So what we can see here is that the number of Sales Agreed in January this year is up almost 24% on those of January 2020. That’s quite an uplift. However, the number of new properties coming on to the market as For Sale is just short of 20% down on January 2020. This looks good doesn’t it, for the time being at least.
I’ve spoken a fair bit about supply and demand in recent months. This is currently what is known as a sellers’ market which will probably lead to an increase in either supply and/or rising property prices due to there being currently too many buyers in the market for the number of properties.
One thing to be wary of is that even though demand for properties is up 24% on the same time last year, it’s also 12% down when comparing it to November 2020. Now the reason I’ve compared with November 2020 is that with the festive season in December, there is essentially a week where not a lot happens in the housing market. So November gives us that full month to compare against. Take a look below:
What is fairly encouraging though is the drop on both new property coming to the market and sales agreed is a fairly similar percentage. Though, going back to supply and demand again, you can see that Sales Agreed held slightly firmer than new listings.
We’ve also taken a look at the different regions of the UK looking at demand for property to see the “hottest” markets in 2020. The below table shows the percentage of stock sold in 2020. Essentially, this is simply calculated by taking the volume of Sale Agreed properties and dividing it by the number of New Instructions, so it will be over 100% if demand (buyers) has outperformed supply (sellers) in the whole year.
3 out of 5 of the hottest markets were Northern Ireland, Scotland and Wales and this is likely to be caused by the fact that their markets came out of lockdown 1.0 slower, which gave rise to relatively larger volumes of pent-up demand. Then London is at the foot of the table, likely due to many buyers wanting to escape the city to the country after the first lockdown.

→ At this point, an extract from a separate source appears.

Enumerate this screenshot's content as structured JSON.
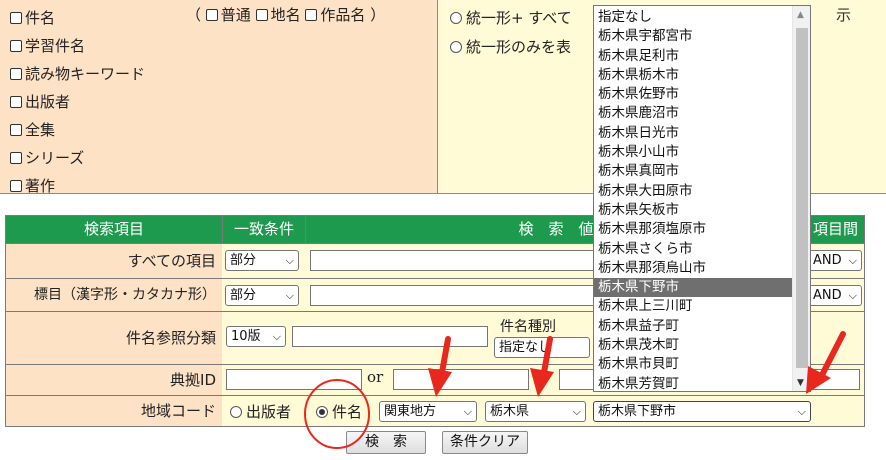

If this is a “normal” year, the current situation is far from normal and demand is exceptionally high when compared to supply. This will almost certainly lead to prices rising further outside of London and in our view at TwentyCi could see demand continue deep into 2021 and long after the honeymoon period of the stamp duty holiday has ended.